**Your objective**
Go through the data below and return each line where the string "icon" occurs.

**Task material**
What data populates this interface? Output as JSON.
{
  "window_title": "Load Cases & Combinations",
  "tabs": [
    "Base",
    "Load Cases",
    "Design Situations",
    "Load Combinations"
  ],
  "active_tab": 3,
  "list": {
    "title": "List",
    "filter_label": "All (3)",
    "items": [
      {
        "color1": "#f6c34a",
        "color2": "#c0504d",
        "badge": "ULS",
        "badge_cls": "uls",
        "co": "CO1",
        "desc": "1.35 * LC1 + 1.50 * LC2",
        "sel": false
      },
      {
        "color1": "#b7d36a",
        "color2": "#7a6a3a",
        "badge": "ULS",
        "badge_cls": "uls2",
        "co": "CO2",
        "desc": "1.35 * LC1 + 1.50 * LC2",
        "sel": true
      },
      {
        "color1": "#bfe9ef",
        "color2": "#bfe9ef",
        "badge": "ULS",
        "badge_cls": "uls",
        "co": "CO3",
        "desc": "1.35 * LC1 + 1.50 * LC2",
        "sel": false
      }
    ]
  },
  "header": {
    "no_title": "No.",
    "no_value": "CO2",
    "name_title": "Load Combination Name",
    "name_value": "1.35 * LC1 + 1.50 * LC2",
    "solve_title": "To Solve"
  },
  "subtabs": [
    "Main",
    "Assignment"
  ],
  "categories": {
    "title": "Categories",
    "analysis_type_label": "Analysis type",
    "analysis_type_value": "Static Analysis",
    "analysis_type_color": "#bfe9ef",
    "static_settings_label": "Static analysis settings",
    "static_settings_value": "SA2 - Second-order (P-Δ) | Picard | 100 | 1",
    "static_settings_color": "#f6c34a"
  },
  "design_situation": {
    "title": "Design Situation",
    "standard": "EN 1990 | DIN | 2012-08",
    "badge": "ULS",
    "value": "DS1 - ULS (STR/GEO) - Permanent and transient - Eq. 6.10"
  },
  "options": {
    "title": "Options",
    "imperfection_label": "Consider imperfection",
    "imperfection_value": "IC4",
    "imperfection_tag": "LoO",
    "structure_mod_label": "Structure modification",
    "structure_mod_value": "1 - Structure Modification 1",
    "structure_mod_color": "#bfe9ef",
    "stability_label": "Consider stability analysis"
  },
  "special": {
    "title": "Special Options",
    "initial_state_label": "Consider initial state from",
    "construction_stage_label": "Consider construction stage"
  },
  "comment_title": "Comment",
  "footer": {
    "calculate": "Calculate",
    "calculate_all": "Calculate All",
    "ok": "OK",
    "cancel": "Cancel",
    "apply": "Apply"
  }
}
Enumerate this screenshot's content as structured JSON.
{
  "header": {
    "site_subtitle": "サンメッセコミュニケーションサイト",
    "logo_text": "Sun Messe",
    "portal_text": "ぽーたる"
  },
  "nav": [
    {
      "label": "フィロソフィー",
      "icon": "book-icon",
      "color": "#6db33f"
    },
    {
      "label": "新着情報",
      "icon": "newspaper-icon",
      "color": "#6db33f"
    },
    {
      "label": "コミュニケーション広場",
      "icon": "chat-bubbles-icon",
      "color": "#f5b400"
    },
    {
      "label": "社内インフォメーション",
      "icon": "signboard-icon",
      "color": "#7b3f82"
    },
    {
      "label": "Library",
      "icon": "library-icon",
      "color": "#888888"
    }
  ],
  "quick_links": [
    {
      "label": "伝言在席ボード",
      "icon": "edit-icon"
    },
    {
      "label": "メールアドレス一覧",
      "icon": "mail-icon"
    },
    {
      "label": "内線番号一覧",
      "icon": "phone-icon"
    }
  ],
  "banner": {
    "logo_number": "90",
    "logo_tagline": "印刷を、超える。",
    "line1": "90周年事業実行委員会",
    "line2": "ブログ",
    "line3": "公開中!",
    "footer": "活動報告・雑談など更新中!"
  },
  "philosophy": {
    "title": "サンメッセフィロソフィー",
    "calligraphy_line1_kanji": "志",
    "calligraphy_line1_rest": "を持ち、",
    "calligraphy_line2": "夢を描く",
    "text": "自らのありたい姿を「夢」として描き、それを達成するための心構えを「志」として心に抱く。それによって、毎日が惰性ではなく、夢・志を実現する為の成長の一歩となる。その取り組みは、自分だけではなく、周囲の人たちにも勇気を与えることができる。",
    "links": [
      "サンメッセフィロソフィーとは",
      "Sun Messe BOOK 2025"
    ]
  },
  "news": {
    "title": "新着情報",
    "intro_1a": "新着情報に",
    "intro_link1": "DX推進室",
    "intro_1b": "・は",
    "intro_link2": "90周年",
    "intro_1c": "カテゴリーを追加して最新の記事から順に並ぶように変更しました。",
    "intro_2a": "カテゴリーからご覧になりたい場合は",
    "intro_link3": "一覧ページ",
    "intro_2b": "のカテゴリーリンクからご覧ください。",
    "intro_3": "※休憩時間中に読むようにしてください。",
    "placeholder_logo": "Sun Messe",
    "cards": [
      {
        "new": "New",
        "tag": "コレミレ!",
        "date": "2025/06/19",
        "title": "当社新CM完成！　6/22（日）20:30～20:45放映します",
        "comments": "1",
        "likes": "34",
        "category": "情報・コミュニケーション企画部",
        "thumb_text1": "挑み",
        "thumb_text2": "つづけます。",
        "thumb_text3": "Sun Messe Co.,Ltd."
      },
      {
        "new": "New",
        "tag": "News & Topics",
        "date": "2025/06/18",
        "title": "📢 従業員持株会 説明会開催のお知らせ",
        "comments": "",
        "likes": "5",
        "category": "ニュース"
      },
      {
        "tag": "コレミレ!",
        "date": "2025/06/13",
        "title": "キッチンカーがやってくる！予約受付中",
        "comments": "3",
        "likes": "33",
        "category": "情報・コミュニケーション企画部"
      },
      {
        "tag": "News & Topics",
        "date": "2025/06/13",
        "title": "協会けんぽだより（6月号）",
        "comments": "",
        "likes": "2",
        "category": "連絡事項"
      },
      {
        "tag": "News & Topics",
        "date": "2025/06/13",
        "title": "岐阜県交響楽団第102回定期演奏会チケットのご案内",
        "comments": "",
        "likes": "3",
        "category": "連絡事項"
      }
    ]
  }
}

**Solution to this exercise**
      "icon": "book-icon",
      "icon": "newspaper-icon",
      "icon": "chat-bubbles-icon",
      "icon": "signboard-icon",
      "icon": "library-icon",
      "icon": "edit-icon"
      "icon": "mail-icon"
      "icon": "phone-icon"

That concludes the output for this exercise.